No one knows how many more firearms were purchased through the gun-show loophole that enables black marketeering.

First, there is no "gun show loophole". The private sale of a firearm from one person to another is explicitly excluded in the word of the law from being subject to background checks. That is not a loophole. With that being said, second, private sales of firearms are legal. Therefore, there is no "black marketeering". If there is any "black marketeering" going on, (i.e: knowingly selling a firearm to a prohibited person), there is no "loophole" that protects the seller or buyer. Both have broken the law, plain and simple.

Thursday, December 8, 2011

Our security theater has become a dark comedy.

The TSA, like all the other government alphabet soup agencies, isn't known for it's common sense or critical thinking skills.

Let's think about this logically. If someone were intent on taking a gun onto an airplane, are they going to keep it in plain site, stuck to the side of a bag? And that's ignoring the fact that the gun stuck on the bag isn't even the size of a real gun.

This is a prime example of good, old fashioned, bureaucratic stupidity.
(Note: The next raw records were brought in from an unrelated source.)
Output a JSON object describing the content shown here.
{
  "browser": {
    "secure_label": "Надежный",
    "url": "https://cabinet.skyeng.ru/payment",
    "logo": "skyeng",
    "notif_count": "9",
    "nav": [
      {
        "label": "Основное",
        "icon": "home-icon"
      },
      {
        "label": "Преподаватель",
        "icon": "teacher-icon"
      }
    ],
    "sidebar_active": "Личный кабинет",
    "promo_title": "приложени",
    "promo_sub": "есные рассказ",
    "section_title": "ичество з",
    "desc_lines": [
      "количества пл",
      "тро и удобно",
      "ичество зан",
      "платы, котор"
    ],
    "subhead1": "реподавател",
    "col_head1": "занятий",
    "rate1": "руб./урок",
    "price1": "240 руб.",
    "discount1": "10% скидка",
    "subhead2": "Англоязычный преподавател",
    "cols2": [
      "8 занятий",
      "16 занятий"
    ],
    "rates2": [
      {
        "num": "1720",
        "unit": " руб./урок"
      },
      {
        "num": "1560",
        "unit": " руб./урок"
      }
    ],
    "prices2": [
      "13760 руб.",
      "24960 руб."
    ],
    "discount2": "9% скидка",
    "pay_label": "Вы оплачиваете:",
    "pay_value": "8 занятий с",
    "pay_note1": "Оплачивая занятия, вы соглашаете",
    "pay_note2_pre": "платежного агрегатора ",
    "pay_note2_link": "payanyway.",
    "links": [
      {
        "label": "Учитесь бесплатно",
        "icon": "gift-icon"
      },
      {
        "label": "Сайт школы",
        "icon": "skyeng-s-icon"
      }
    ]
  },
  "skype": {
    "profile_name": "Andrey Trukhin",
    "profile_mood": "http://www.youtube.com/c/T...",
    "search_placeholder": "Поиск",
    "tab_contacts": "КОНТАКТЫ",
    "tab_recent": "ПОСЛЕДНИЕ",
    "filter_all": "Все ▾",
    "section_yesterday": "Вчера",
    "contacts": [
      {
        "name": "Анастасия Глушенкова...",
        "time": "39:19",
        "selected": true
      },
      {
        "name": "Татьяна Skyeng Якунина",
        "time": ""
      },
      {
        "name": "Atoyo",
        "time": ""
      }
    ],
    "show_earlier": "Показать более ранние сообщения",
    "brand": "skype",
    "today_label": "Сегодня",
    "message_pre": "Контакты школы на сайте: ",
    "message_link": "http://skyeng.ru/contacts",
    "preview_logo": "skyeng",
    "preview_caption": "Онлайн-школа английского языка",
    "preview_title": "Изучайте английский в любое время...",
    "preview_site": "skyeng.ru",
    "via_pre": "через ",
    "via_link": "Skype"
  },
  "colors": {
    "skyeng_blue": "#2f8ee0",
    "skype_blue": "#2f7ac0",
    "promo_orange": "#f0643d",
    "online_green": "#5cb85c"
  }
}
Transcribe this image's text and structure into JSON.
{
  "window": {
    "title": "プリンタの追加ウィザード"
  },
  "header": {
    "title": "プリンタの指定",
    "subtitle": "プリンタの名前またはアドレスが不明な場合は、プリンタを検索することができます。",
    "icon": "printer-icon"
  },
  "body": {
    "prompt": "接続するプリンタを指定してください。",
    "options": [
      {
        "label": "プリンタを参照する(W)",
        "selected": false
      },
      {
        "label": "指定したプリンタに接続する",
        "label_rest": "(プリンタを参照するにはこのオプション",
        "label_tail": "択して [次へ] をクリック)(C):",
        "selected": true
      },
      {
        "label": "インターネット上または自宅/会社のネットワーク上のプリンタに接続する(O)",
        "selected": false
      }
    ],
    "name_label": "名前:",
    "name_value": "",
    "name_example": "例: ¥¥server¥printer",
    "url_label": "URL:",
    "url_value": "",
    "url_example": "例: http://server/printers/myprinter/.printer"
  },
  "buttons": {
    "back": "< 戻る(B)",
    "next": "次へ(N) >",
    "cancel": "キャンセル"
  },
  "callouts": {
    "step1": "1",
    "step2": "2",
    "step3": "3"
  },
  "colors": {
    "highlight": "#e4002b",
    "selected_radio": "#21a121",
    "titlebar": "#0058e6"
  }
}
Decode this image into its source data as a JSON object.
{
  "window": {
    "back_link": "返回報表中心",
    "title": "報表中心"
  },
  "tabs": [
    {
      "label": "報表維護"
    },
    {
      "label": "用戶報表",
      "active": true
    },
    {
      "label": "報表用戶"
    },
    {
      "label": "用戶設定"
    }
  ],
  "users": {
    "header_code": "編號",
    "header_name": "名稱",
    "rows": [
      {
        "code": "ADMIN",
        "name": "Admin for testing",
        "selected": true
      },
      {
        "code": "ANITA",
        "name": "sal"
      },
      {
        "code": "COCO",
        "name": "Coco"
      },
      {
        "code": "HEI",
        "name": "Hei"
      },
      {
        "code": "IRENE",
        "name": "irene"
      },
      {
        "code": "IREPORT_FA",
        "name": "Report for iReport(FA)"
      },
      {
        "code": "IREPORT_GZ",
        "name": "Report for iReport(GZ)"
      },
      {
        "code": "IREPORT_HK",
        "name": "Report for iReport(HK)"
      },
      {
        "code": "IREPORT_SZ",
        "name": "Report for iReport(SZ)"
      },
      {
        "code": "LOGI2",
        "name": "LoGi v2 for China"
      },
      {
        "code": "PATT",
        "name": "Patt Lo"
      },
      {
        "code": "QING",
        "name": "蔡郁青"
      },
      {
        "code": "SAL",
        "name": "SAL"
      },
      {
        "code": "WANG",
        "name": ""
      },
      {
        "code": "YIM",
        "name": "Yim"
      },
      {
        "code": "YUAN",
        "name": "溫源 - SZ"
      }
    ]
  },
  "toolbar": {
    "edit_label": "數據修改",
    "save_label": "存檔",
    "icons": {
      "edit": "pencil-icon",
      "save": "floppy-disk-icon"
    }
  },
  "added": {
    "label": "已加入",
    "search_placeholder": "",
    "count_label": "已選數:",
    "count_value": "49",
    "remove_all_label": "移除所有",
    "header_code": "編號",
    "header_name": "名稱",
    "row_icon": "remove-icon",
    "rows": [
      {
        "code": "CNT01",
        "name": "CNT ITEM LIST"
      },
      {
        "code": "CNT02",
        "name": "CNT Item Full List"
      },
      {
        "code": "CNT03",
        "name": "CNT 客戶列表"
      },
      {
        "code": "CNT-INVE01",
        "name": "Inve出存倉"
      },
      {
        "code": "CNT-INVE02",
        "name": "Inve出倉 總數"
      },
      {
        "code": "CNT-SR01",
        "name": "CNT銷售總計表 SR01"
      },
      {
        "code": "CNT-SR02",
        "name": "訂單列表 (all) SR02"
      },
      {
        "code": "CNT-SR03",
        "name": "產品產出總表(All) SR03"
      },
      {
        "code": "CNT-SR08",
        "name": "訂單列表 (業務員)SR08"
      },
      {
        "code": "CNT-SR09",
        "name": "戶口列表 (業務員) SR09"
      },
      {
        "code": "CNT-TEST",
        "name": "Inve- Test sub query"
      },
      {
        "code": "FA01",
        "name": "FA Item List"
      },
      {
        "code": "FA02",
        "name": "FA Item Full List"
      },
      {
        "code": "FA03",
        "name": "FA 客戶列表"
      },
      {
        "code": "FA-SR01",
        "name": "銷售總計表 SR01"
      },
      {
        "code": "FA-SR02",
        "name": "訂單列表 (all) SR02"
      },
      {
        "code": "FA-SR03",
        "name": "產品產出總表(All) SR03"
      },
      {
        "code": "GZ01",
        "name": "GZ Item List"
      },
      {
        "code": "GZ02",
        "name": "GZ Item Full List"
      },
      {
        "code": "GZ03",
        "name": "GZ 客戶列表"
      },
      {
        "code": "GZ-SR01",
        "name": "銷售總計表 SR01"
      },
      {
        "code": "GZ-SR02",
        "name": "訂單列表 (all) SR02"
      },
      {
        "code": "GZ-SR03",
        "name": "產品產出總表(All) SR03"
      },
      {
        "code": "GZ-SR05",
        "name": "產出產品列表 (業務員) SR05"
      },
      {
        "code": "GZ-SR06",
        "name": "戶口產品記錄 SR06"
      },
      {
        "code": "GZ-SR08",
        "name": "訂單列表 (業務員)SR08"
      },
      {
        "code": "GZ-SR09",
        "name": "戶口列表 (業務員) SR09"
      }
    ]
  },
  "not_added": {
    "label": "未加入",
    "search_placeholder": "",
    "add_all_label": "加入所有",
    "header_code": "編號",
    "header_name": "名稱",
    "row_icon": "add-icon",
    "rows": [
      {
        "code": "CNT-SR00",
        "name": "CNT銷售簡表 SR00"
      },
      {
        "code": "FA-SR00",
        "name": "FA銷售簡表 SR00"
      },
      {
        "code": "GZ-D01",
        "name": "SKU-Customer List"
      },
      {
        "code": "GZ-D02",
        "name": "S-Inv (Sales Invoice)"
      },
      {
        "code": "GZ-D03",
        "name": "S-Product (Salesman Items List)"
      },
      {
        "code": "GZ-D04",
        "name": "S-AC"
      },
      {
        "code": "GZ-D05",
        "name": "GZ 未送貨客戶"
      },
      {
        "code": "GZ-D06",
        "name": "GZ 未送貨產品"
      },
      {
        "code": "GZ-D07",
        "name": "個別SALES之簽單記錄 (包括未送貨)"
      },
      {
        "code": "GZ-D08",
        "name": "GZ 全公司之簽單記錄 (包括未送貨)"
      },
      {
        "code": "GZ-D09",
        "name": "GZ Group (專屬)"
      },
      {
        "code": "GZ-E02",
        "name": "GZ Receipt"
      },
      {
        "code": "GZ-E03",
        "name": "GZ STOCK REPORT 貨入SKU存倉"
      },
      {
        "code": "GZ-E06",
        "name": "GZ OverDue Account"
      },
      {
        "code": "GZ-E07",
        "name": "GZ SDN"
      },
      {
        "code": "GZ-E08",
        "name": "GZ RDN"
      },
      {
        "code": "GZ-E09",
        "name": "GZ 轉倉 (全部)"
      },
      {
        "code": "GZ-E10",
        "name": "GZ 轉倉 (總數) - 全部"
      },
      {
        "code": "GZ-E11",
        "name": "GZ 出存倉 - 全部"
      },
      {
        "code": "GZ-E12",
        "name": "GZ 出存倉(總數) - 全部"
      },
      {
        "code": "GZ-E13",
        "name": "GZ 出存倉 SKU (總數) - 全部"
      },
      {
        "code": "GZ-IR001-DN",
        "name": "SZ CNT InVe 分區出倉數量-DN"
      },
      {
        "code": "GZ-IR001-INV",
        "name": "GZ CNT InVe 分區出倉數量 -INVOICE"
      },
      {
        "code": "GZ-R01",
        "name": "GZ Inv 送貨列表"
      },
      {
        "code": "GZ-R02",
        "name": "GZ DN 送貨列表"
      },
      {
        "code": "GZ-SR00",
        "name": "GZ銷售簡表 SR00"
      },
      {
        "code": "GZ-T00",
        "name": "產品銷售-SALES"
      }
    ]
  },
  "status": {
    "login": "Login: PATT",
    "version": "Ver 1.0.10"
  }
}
And what is an act of stupidity without it's peanut gallery cheering it on? I was going to repost some of her more idiotic comments and rip them apart here, but then I realized there are just too many. Seriously... Between her and Baldr Odinson, you've gotta have a pair of waders.

Is help really just a phone call away?

Apparently not. Just because you call 911, it doesn't mean the person on the other end is working in your best interests:

REDDING, Calif. -- On Oct., 21 Donna Hopper's life changed forever. She was scared by a man trying to break into her Redding home so she got her gun and when the intruder started coming in she shot and killed him


Hearing Hopper sobbing and shaken, the operator works to keep her calm, as Redding Police rush to the house. Hopper fired two shots, but it was not enough to scare him off.

DH: He's coming back. I can see his shadow.

911: Okay. Where is he at?

Dh: (Sobs)

911: Donna?

DH: Just a minute. He's coming in to my front yard.Oh God. He's coming through the window. I'm gonna shoot him again!

911: No. Uh, ma'am. Don't.

You can follow the link and listen to the entire 911 call.

My take: If someone is bad/bol/drunk/drugged-up enough to be shot at twice and still continue breaking into your house, it's a good idea to shoot them, because I don't think they're coming into have tea and cakes with you.

Wednesday, December 7, 2011

Tuesday, December 6, 2011

One very dumb criminal.

Mugger picks wrong victim: MMA fighter

“At that moment, he backs up the gun and he racks it,” Justin recalled. “The gun jammed. He racked it a second time. He ejected the bullet on the ground. He went down and grabbed the bullet and said, ‘Look, m-----f-----, it’s a hollow point. I’ll blow your brains out.’”

It's not picking on an MMA fighter that made this criminal dumb. I've seen quite a few "expert fighters" come out on the losing side of a fight with a less experienced opponent.

It's the fact that he doesn't know a proper failure drill that makes him dumb. Not a single gun fighting course recommends that after clearing a failure, you pick up the ejected cartridge and hold it up as an example of the potential damage you may inflict upon your adversary.

And here is my favorite line of the story:
“I wasn’t scared because I’m trained,” Justin explained.

The moral of this story is that in a crisis, no one rises to the occasion. They only fall back to their last successful level of training.